►

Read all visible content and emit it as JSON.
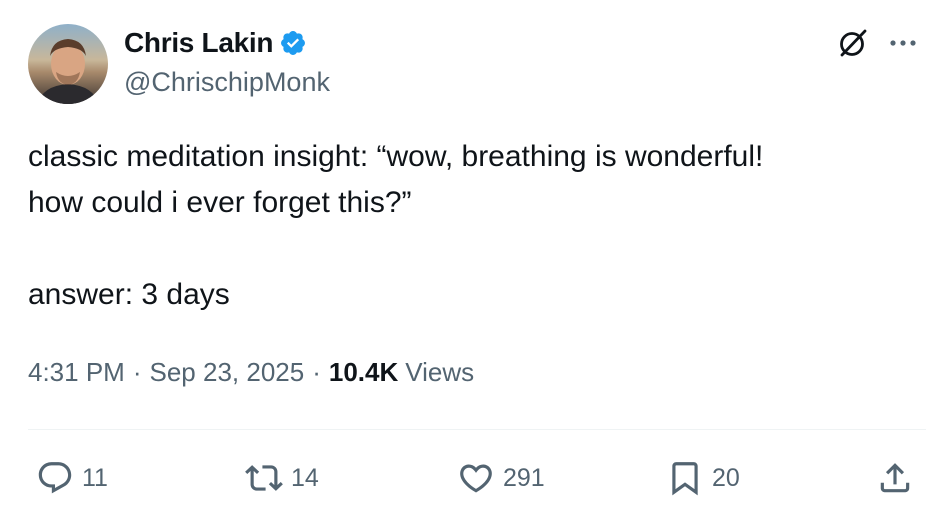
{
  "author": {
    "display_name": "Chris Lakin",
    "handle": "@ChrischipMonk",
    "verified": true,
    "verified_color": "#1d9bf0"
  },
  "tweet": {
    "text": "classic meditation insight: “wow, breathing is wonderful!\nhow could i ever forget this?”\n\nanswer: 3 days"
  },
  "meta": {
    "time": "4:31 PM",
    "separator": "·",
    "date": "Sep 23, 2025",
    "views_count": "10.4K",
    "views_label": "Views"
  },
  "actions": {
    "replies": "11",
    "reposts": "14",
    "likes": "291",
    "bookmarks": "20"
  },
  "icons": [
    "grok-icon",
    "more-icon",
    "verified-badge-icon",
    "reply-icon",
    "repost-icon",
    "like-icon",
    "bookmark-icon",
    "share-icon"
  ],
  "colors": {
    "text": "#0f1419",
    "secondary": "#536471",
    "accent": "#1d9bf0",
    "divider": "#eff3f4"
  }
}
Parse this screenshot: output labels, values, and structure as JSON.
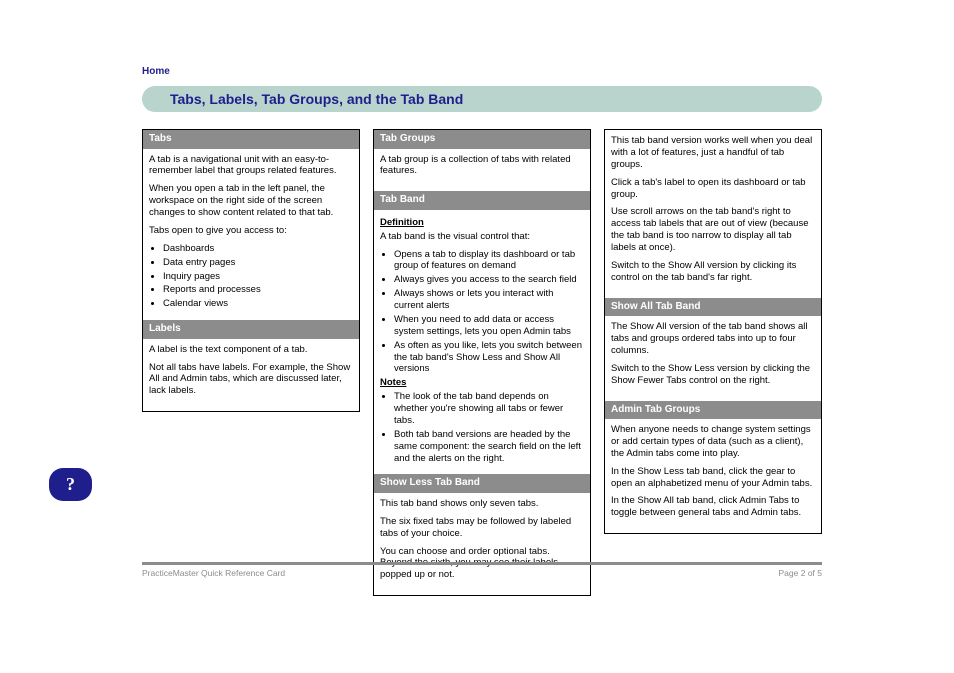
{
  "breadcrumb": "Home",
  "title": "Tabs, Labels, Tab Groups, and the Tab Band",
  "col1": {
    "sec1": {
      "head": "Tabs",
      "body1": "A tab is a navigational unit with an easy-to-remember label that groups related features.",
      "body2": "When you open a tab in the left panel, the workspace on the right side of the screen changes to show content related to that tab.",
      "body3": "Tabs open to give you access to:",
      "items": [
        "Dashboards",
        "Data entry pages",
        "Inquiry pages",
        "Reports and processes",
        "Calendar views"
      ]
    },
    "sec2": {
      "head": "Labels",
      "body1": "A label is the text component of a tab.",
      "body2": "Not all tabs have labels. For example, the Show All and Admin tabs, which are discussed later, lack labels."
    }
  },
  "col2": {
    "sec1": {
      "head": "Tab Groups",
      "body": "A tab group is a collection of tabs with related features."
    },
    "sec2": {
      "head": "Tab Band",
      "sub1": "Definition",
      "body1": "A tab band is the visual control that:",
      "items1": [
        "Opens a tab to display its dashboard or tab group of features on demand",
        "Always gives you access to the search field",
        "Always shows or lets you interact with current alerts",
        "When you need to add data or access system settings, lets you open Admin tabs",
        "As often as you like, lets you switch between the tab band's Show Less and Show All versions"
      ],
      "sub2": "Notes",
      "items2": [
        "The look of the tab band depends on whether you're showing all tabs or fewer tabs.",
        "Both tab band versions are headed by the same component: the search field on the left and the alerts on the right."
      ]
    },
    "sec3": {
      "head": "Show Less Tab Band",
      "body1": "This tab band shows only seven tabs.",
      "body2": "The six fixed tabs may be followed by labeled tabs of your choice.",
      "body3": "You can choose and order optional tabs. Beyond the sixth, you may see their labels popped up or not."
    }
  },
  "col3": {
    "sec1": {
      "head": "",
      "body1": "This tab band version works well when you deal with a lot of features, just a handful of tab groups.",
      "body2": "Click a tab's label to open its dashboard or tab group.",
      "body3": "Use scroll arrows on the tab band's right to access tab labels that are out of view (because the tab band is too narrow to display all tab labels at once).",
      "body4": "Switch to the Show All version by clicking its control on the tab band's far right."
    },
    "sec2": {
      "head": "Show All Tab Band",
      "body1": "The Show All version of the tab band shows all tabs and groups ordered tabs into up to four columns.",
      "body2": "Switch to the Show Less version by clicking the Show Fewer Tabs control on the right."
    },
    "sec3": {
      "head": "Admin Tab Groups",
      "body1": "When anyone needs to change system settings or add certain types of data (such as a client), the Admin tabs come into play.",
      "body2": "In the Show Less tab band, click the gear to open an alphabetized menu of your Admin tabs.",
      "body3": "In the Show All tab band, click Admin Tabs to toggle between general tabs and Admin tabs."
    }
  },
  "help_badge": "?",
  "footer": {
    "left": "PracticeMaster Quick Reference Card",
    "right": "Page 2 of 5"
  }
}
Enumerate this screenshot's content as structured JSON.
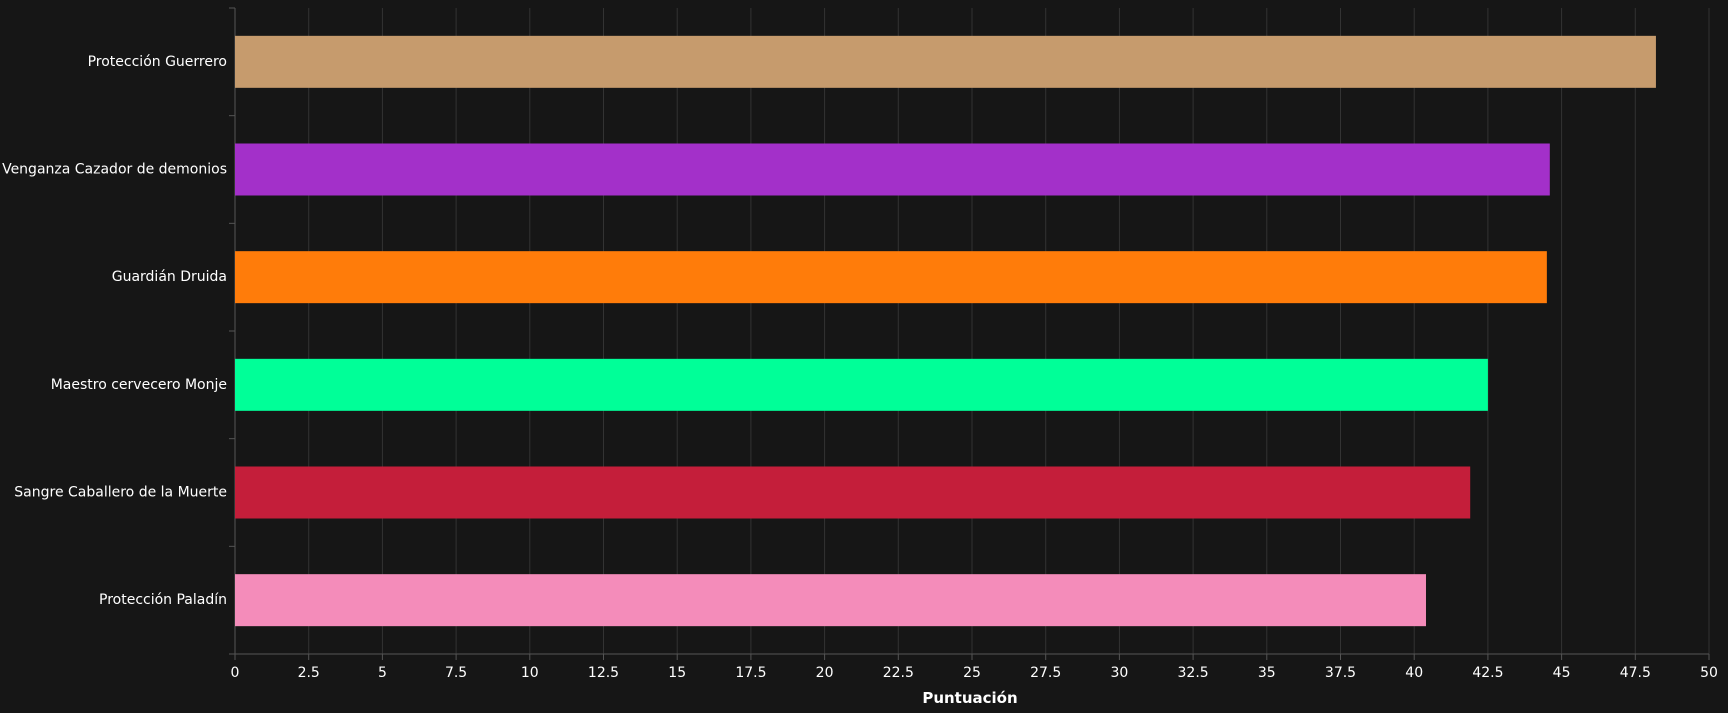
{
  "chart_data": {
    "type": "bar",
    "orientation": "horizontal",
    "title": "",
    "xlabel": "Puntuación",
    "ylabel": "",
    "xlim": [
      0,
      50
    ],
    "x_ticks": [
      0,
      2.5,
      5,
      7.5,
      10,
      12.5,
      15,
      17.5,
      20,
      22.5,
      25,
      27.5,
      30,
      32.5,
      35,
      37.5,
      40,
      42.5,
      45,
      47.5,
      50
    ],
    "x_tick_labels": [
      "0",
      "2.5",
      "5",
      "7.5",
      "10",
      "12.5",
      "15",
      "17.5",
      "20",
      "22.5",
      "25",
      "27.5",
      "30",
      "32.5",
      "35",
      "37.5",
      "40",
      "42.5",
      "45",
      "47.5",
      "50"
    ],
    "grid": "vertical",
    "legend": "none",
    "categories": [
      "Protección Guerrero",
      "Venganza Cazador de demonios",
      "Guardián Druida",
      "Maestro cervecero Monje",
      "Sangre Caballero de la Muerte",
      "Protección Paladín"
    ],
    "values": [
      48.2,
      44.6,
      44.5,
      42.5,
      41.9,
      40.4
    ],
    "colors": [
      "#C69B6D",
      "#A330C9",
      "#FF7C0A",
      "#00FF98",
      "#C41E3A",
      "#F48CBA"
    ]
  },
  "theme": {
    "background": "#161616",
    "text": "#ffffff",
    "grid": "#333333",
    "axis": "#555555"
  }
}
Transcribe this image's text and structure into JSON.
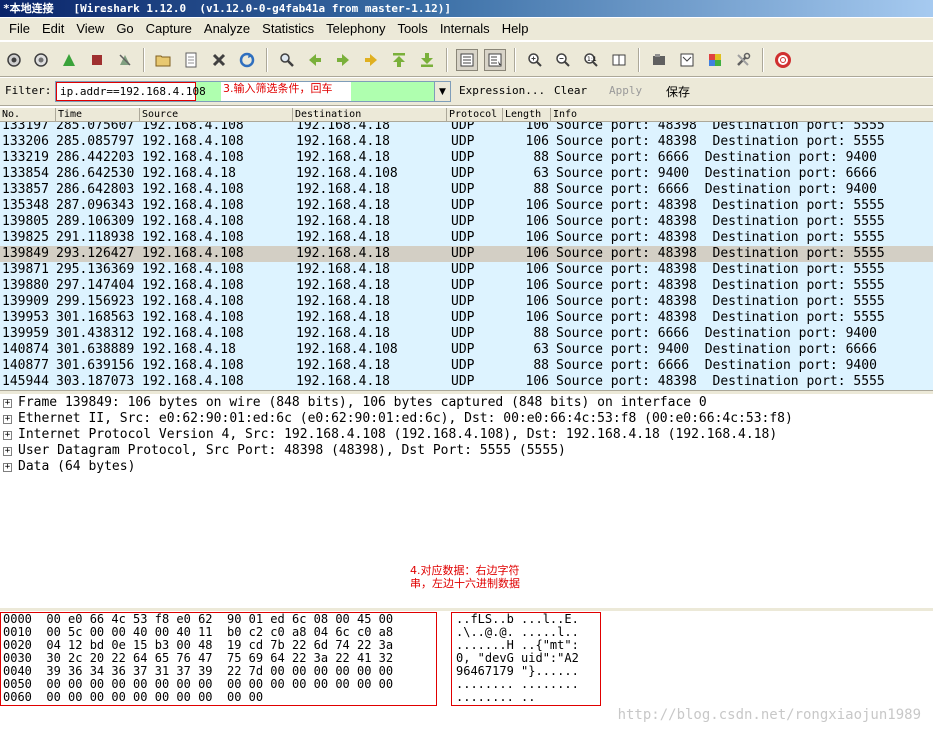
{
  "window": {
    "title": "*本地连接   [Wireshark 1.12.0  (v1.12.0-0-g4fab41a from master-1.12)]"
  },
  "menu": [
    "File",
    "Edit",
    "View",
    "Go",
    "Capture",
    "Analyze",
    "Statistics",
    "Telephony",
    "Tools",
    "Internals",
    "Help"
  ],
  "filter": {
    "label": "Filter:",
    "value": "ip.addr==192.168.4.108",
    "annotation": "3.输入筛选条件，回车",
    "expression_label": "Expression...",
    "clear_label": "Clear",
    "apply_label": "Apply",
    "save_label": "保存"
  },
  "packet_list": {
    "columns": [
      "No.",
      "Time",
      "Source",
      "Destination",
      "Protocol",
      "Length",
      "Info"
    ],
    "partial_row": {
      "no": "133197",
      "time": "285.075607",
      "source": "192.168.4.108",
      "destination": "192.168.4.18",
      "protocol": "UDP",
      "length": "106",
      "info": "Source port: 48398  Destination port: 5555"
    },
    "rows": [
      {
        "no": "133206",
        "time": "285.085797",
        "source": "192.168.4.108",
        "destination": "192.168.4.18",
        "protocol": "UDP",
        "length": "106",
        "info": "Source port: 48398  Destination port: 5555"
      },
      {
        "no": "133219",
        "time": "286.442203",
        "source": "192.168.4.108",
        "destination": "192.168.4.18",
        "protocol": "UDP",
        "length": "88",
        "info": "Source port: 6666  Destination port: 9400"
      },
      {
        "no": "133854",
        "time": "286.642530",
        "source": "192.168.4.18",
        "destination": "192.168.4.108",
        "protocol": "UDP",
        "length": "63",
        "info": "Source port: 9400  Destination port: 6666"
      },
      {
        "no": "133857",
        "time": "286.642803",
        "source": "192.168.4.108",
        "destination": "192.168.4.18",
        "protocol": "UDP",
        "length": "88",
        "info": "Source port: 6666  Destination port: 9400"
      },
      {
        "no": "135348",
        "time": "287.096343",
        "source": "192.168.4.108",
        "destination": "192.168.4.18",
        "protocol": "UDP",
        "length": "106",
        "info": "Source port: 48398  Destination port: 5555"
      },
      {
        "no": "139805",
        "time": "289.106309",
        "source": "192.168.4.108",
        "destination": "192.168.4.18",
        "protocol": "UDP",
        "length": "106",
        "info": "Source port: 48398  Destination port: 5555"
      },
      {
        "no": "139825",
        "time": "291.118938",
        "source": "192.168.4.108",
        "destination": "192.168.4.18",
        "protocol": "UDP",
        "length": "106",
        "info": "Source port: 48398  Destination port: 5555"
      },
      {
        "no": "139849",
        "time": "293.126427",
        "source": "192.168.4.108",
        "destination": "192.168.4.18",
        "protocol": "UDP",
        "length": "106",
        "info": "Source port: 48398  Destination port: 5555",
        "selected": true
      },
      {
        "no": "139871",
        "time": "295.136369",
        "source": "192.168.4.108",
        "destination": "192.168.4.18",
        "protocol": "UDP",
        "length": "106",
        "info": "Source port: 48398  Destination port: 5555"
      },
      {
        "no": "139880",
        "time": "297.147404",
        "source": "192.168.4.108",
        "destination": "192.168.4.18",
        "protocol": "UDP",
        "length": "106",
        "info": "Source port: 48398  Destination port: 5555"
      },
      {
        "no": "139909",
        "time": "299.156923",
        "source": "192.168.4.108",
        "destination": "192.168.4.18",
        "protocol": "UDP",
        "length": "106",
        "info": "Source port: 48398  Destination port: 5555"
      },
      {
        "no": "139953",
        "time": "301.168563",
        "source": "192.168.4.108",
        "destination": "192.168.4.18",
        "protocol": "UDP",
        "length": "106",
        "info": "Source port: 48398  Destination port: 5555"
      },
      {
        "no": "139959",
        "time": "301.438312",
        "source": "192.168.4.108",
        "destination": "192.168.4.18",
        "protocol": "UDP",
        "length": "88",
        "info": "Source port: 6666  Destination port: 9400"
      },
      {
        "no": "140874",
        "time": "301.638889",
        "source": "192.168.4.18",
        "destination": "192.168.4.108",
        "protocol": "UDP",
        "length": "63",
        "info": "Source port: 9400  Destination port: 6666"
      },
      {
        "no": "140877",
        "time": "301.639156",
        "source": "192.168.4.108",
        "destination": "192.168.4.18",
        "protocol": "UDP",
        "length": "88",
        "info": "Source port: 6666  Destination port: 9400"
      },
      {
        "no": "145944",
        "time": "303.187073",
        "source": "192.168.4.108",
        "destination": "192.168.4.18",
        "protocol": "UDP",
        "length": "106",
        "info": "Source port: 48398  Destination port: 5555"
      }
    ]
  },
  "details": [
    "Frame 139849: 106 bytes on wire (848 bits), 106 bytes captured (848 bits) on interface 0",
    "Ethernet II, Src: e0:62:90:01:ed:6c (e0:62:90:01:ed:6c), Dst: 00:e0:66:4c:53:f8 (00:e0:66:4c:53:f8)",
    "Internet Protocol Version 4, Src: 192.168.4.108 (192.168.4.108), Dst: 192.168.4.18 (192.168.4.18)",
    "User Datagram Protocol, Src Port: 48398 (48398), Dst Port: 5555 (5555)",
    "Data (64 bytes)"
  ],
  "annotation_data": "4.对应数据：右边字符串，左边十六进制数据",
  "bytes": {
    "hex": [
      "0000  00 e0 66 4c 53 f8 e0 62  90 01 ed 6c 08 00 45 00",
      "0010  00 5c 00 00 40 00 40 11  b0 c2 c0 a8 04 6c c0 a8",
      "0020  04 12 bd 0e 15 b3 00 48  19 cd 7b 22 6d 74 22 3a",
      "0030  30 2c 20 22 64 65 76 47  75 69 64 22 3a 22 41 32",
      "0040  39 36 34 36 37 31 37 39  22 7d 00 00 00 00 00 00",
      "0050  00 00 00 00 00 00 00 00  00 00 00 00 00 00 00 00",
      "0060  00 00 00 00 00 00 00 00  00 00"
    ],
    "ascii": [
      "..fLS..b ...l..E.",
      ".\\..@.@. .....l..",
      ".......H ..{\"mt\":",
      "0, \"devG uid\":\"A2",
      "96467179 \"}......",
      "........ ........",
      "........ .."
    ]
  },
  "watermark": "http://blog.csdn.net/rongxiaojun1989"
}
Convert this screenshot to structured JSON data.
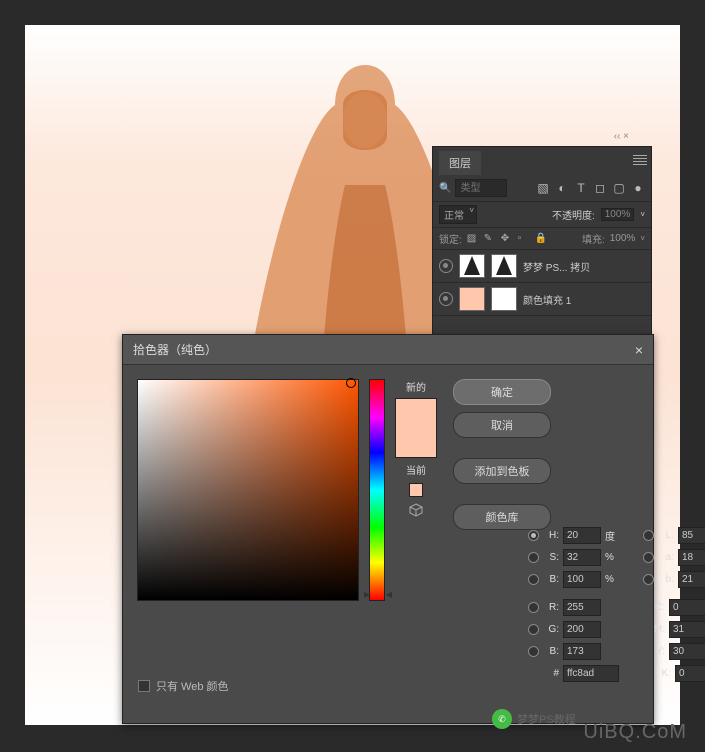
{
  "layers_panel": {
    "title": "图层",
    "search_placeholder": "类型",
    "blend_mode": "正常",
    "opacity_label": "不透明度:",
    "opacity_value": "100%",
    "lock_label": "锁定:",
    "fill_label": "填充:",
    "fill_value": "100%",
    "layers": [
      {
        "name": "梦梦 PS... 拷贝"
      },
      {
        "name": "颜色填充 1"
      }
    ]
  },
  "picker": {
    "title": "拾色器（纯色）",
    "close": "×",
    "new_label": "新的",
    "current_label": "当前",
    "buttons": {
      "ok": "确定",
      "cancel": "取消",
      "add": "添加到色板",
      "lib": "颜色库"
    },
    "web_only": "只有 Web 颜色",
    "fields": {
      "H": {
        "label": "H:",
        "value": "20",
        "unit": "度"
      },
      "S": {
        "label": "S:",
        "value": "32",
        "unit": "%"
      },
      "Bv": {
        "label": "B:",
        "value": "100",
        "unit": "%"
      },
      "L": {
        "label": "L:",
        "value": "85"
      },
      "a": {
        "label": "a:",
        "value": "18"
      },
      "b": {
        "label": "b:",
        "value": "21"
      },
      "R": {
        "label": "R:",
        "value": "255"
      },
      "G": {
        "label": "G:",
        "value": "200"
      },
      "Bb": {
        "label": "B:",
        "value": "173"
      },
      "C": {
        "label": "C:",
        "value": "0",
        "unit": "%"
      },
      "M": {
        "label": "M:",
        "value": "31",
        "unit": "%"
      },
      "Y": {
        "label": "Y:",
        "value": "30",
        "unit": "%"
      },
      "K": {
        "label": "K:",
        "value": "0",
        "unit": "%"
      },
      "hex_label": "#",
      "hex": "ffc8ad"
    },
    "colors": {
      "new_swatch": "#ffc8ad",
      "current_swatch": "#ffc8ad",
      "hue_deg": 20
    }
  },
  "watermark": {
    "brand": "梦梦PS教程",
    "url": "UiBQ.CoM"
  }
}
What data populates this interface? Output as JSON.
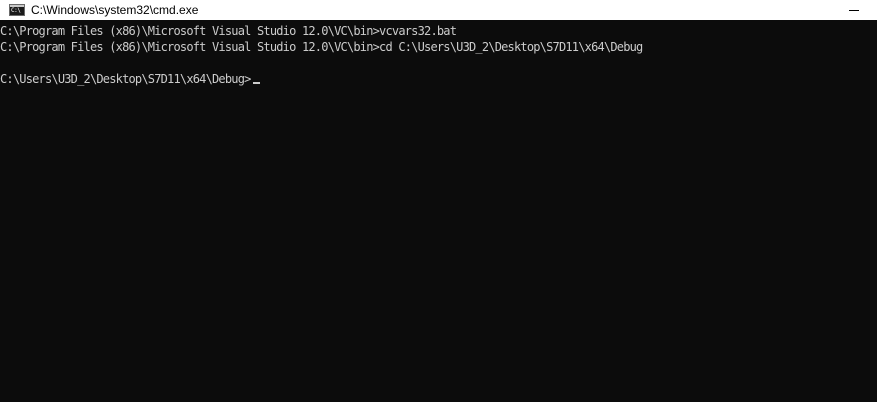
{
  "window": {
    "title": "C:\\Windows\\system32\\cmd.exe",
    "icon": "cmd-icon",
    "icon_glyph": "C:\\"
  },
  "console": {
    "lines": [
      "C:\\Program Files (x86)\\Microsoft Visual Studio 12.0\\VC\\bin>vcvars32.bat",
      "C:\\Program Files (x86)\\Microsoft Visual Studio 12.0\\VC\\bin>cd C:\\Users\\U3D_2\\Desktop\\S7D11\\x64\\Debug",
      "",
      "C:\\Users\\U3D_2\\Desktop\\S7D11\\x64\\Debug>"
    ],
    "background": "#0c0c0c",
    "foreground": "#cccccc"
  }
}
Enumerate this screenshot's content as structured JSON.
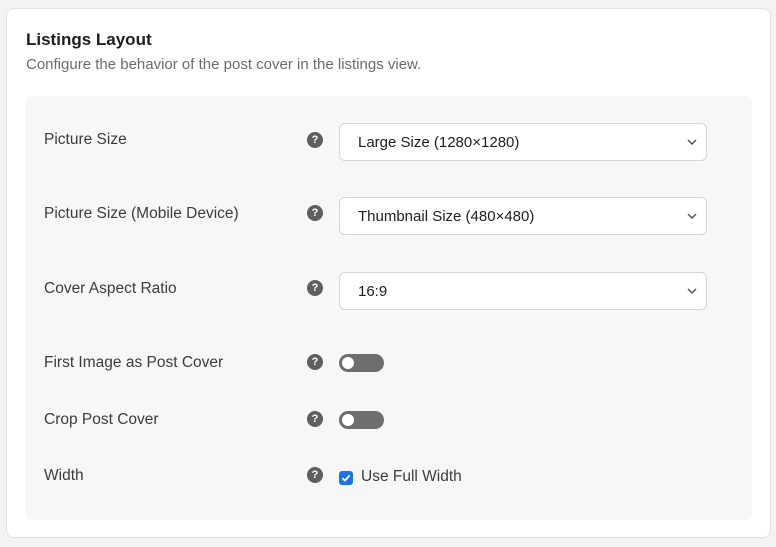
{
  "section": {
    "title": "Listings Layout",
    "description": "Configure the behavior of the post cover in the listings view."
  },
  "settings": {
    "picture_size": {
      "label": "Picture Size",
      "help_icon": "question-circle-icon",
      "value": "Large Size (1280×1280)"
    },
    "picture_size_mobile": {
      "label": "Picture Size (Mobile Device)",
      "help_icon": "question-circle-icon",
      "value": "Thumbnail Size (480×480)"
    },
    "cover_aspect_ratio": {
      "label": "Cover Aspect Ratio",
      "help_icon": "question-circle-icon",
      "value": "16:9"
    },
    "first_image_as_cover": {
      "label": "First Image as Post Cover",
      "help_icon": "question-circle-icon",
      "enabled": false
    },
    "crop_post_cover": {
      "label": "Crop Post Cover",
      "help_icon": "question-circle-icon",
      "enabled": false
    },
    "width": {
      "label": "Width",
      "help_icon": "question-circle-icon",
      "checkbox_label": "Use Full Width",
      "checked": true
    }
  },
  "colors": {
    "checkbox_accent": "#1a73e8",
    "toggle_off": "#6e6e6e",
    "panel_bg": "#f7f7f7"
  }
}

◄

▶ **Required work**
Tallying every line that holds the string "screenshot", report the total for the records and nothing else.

▶ **Response below**
4